▶ TASK INSTRUCTIONS: Set down each entry as it stands. Skip the pictures.

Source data
▬▬▬

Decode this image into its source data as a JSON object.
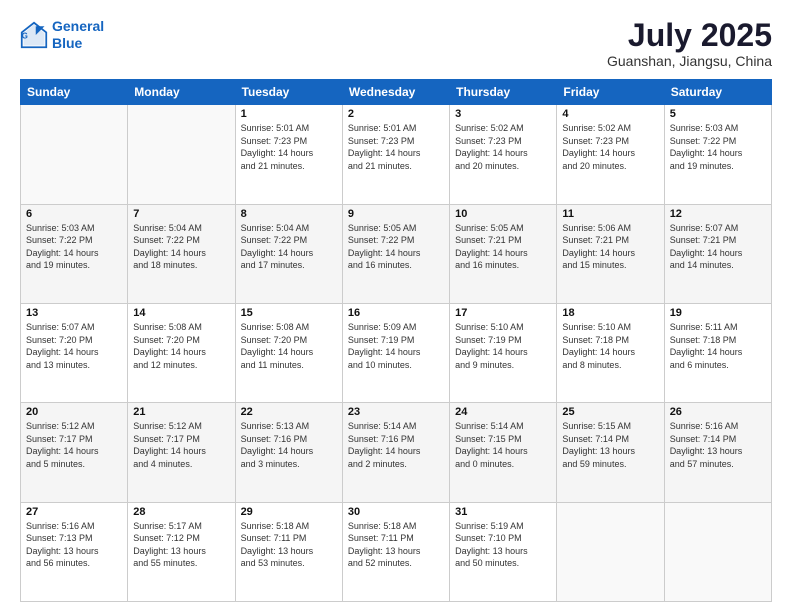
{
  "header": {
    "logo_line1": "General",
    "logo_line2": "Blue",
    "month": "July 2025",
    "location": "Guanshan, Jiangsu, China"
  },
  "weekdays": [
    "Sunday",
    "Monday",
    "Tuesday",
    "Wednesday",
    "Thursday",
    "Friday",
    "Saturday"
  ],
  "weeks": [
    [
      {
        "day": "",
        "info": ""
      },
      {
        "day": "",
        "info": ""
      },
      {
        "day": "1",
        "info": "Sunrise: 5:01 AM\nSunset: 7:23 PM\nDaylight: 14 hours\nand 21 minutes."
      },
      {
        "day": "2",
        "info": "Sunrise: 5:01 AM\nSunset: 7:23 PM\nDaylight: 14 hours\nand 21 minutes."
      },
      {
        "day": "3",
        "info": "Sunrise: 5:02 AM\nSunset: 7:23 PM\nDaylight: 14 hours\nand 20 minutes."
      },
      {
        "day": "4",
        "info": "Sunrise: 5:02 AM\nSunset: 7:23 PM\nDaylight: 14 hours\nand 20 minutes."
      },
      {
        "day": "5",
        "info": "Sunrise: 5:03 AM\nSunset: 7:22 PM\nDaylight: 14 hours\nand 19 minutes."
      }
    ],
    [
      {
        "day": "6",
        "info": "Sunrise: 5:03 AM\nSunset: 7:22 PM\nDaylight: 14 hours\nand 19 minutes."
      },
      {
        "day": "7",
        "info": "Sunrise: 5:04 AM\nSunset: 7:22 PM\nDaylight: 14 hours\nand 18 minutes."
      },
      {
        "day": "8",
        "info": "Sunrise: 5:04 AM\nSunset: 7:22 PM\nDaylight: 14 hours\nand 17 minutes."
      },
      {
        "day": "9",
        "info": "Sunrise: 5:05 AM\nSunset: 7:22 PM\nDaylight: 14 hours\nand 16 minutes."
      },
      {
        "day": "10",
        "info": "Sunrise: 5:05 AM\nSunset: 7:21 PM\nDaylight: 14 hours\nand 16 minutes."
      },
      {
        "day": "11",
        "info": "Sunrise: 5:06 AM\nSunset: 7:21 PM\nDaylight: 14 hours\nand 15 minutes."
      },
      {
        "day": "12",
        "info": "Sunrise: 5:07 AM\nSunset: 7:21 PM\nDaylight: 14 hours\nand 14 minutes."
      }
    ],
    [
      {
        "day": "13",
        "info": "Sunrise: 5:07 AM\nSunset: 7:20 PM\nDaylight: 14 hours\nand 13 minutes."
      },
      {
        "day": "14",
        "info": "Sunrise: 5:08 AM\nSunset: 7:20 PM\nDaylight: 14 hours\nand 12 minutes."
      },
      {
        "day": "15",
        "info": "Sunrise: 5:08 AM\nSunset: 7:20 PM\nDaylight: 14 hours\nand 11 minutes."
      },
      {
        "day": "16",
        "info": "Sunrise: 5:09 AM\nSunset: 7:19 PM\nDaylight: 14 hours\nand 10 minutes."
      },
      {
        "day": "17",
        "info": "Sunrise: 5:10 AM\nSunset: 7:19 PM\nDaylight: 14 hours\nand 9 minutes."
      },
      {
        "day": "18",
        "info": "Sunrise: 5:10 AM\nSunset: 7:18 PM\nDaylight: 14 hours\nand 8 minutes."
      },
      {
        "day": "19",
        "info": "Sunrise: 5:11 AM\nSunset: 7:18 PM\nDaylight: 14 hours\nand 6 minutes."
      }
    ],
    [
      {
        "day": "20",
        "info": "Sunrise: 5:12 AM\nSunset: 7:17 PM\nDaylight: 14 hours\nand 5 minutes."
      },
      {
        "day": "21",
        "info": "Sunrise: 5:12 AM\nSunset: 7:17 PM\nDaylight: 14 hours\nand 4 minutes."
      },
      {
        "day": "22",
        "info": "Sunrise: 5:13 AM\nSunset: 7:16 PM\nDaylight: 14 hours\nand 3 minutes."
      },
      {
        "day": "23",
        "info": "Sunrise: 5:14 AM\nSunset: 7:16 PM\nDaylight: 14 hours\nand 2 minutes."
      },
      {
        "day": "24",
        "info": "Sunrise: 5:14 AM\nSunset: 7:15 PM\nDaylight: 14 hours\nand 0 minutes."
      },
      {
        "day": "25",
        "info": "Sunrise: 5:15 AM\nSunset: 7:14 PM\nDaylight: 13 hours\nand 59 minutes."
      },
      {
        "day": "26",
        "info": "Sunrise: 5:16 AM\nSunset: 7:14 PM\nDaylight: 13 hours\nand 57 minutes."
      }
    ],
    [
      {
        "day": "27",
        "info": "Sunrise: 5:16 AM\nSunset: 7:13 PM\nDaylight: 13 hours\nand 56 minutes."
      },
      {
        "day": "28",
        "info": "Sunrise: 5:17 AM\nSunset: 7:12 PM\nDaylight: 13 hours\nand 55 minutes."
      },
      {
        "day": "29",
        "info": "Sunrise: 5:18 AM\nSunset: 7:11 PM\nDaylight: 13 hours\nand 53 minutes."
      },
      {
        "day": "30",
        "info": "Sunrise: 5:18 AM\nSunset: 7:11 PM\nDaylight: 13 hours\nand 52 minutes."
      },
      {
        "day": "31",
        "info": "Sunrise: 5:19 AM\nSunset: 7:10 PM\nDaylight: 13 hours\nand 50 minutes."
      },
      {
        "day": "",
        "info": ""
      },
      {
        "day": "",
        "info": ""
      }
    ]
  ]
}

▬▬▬

▶ SOLUTION TO THE EXERCISE:
Decode this image into its source data as a JSON object.
{
  "header": {
    "logo_line1": "General",
    "logo_line2": "Blue",
    "month": "July 2025",
    "location": "Guanshan, Jiangsu, China"
  },
  "weekdays": [
    "Sunday",
    "Monday",
    "Tuesday",
    "Wednesday",
    "Thursday",
    "Friday",
    "Saturday"
  ],
  "weeks": [
    [
      {
        "day": "",
        "info": ""
      },
      {
        "day": "",
        "info": ""
      },
      {
        "day": "1",
        "info": "Sunrise: 5:01 AM\nSunset: 7:23 PM\nDaylight: 14 hours\nand 21 minutes."
      },
      {
        "day": "2",
        "info": "Sunrise: 5:01 AM\nSunset: 7:23 PM\nDaylight: 14 hours\nand 21 minutes."
      },
      {
        "day": "3",
        "info": "Sunrise: 5:02 AM\nSunset: 7:23 PM\nDaylight: 14 hours\nand 20 minutes."
      },
      {
        "day": "4",
        "info": "Sunrise: 5:02 AM\nSunset: 7:23 PM\nDaylight: 14 hours\nand 20 minutes."
      },
      {
        "day": "5",
        "info": "Sunrise: 5:03 AM\nSunset: 7:22 PM\nDaylight: 14 hours\nand 19 minutes."
      }
    ],
    [
      {
        "day": "6",
        "info": "Sunrise: 5:03 AM\nSunset: 7:22 PM\nDaylight: 14 hours\nand 19 minutes."
      },
      {
        "day": "7",
        "info": "Sunrise: 5:04 AM\nSunset: 7:22 PM\nDaylight: 14 hours\nand 18 minutes."
      },
      {
        "day": "8",
        "info": "Sunrise: 5:04 AM\nSunset: 7:22 PM\nDaylight: 14 hours\nand 17 minutes."
      },
      {
        "day": "9",
        "info": "Sunrise: 5:05 AM\nSunset: 7:22 PM\nDaylight: 14 hours\nand 16 minutes."
      },
      {
        "day": "10",
        "info": "Sunrise: 5:05 AM\nSunset: 7:21 PM\nDaylight: 14 hours\nand 16 minutes."
      },
      {
        "day": "11",
        "info": "Sunrise: 5:06 AM\nSunset: 7:21 PM\nDaylight: 14 hours\nand 15 minutes."
      },
      {
        "day": "12",
        "info": "Sunrise: 5:07 AM\nSunset: 7:21 PM\nDaylight: 14 hours\nand 14 minutes."
      }
    ],
    [
      {
        "day": "13",
        "info": "Sunrise: 5:07 AM\nSunset: 7:20 PM\nDaylight: 14 hours\nand 13 minutes."
      },
      {
        "day": "14",
        "info": "Sunrise: 5:08 AM\nSunset: 7:20 PM\nDaylight: 14 hours\nand 12 minutes."
      },
      {
        "day": "15",
        "info": "Sunrise: 5:08 AM\nSunset: 7:20 PM\nDaylight: 14 hours\nand 11 minutes."
      },
      {
        "day": "16",
        "info": "Sunrise: 5:09 AM\nSunset: 7:19 PM\nDaylight: 14 hours\nand 10 minutes."
      },
      {
        "day": "17",
        "info": "Sunrise: 5:10 AM\nSunset: 7:19 PM\nDaylight: 14 hours\nand 9 minutes."
      },
      {
        "day": "18",
        "info": "Sunrise: 5:10 AM\nSunset: 7:18 PM\nDaylight: 14 hours\nand 8 minutes."
      },
      {
        "day": "19",
        "info": "Sunrise: 5:11 AM\nSunset: 7:18 PM\nDaylight: 14 hours\nand 6 minutes."
      }
    ],
    [
      {
        "day": "20",
        "info": "Sunrise: 5:12 AM\nSunset: 7:17 PM\nDaylight: 14 hours\nand 5 minutes."
      },
      {
        "day": "21",
        "info": "Sunrise: 5:12 AM\nSunset: 7:17 PM\nDaylight: 14 hours\nand 4 minutes."
      },
      {
        "day": "22",
        "info": "Sunrise: 5:13 AM\nSunset: 7:16 PM\nDaylight: 14 hours\nand 3 minutes."
      },
      {
        "day": "23",
        "info": "Sunrise: 5:14 AM\nSunset: 7:16 PM\nDaylight: 14 hours\nand 2 minutes."
      },
      {
        "day": "24",
        "info": "Sunrise: 5:14 AM\nSunset: 7:15 PM\nDaylight: 14 hours\nand 0 minutes."
      },
      {
        "day": "25",
        "info": "Sunrise: 5:15 AM\nSunset: 7:14 PM\nDaylight: 13 hours\nand 59 minutes."
      },
      {
        "day": "26",
        "info": "Sunrise: 5:16 AM\nSunset: 7:14 PM\nDaylight: 13 hours\nand 57 minutes."
      }
    ],
    [
      {
        "day": "27",
        "info": "Sunrise: 5:16 AM\nSunset: 7:13 PM\nDaylight: 13 hours\nand 56 minutes."
      },
      {
        "day": "28",
        "info": "Sunrise: 5:17 AM\nSunset: 7:12 PM\nDaylight: 13 hours\nand 55 minutes."
      },
      {
        "day": "29",
        "info": "Sunrise: 5:18 AM\nSunset: 7:11 PM\nDaylight: 13 hours\nand 53 minutes."
      },
      {
        "day": "30",
        "info": "Sunrise: 5:18 AM\nSunset: 7:11 PM\nDaylight: 13 hours\nand 52 minutes."
      },
      {
        "day": "31",
        "info": "Sunrise: 5:19 AM\nSunset: 7:10 PM\nDaylight: 13 hours\nand 50 minutes."
      },
      {
        "day": "",
        "info": ""
      },
      {
        "day": "",
        "info": ""
      }
    ]
  ]
}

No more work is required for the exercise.